*Extracted information*:
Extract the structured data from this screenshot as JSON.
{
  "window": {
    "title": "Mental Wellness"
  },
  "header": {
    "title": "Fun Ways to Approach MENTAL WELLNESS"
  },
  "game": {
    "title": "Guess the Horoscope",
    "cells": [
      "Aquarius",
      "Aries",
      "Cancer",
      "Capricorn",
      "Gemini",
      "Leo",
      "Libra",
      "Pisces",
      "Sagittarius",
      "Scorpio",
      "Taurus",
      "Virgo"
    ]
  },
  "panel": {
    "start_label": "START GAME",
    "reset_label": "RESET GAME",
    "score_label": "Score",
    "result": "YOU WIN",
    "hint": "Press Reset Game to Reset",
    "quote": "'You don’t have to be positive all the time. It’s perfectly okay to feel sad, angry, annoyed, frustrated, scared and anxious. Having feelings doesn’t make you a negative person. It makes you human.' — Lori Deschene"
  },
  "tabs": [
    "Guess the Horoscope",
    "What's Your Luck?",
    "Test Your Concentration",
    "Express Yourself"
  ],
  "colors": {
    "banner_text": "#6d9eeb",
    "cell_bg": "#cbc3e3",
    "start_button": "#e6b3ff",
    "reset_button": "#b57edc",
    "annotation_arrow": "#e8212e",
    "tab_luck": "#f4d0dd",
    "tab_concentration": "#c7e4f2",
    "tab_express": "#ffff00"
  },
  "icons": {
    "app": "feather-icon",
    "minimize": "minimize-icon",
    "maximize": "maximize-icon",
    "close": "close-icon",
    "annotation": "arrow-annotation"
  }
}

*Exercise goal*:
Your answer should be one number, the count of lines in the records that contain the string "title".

*Solution to this exercise*:
3